WASHINGTON Feb 3 More than 1,200 Army
recruiters and assistants are under investigation on suspicion
of fraud involving tens of millions of dollars from a program
aimed at boosting recruitment during the Iraq war, according to
papers released on Monday by a congressional panel.
One person, now under prosecution, was fraudulently paid
$275,000 under the recruitment program, and four other top
recipients received more than $100,000 apiece, documents from a
panel of the Senate Homeland Security committee said.
The Financial and Contracting Oversight Subcommittee,
chaired by Senator Claire McCaskill, was scheduled to hold a
hearing on Tuesday to address the case, which it described as
"one of the largest fraud investigations" Army investigators
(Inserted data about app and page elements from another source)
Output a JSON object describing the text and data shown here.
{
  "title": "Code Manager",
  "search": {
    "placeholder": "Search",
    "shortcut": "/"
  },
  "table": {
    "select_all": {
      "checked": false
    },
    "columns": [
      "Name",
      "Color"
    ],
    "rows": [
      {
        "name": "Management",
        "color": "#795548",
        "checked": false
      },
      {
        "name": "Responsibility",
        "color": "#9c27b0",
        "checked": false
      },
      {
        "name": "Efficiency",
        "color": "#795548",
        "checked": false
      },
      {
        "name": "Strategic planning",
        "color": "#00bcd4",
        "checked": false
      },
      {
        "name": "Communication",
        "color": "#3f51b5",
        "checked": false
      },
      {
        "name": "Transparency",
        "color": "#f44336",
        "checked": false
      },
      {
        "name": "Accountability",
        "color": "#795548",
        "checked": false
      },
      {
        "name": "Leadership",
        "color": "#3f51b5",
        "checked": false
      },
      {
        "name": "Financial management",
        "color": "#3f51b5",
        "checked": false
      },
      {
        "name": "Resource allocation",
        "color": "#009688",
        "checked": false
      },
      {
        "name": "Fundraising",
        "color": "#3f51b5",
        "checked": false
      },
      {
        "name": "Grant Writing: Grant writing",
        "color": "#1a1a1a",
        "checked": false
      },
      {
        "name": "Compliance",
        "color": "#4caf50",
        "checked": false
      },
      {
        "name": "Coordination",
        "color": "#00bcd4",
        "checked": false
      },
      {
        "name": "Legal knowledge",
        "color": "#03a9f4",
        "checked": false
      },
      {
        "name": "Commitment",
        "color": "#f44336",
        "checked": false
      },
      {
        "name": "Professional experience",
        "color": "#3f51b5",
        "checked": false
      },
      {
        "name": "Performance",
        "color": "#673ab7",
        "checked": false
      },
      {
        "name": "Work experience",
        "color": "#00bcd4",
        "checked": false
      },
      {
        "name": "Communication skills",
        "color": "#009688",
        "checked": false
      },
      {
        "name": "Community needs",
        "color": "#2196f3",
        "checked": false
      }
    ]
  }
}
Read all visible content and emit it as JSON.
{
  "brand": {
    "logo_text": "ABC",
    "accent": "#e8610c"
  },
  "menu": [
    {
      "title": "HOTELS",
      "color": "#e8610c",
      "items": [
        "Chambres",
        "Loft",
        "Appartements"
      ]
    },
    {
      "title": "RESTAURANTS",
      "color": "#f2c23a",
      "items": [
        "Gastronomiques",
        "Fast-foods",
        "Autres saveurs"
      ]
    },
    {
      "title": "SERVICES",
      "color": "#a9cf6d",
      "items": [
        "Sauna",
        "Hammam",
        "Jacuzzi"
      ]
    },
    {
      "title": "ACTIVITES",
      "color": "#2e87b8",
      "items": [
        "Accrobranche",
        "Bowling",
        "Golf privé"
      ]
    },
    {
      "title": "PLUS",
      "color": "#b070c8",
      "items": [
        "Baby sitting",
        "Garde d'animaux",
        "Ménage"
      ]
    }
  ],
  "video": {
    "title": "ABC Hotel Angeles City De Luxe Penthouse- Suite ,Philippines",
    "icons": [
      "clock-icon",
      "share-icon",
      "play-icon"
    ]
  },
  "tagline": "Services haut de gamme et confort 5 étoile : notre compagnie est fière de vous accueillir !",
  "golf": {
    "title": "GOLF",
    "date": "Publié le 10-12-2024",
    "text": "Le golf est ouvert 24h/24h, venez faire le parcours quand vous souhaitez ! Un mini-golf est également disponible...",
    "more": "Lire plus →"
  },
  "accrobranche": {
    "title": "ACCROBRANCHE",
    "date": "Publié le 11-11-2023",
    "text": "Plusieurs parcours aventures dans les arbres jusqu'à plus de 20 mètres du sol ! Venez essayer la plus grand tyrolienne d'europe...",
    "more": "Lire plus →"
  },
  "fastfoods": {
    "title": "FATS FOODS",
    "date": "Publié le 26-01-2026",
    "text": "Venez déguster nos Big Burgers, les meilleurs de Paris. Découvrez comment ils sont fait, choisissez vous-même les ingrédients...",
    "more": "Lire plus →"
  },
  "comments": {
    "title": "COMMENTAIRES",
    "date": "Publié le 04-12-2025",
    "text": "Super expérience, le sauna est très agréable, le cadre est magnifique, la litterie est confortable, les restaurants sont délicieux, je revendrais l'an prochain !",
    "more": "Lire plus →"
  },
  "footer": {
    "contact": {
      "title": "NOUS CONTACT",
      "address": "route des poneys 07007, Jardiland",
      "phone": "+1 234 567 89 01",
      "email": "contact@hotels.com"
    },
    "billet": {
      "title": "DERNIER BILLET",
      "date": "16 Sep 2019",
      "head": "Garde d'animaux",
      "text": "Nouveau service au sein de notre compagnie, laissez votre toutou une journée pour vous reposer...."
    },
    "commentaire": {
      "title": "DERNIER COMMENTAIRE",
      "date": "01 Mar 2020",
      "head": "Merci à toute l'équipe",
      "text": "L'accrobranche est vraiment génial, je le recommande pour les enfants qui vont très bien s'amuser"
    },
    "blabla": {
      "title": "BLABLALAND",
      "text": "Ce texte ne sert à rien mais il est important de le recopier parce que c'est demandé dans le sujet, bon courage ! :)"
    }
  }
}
have ever handled in size and numbers of people involved.
Investigators have begun a review of "all 106,364
individuals who received money" from the Recruiting Assistant
Program, the panel said. Investigations are expected to continue
through 2016, the panel said.
The Army declined to comment on the case. Senior Army
officials were due to testify at the hearing, including the
service's top auditor, investigator and staff director.
The recruiting program was initiated in 2005 at the height
of the Iraq war to address an enlistment shortfall in the Army
National Guard. The program paid members of the guard and others
who were approved as assistants between $2,000 and $7,500 for
referring people who eventually joined the state-based militia.
The program was successful in helping the Guard reach its
recruitment levels and was eventually adopted as well by the
Army Reserve and the active duty Army.
Recruiters whose job was to locate new service members were
not meant to be eligible for the payments, according to
documents from the subcommittee. But effective controls were not
in place to prevent that from happening, the document said.
After reports of potential fraud in 2007, the Army Audit
Agency examined the program and found that 705 recruiters were
linked to payments with a high risk for fraud. Criminal
investigators had looked into 21 of those cases and confirmed
fraud, the agency said in an audit report.
Another 551 recruiters were linked to payments with a medium
risk for fraud, and 2,022 people who had registered as recruiter
assistants received payments that potentially violated the
program's rules, the audit said.
(Reporting by David Alexander; Editing by Ken Wills)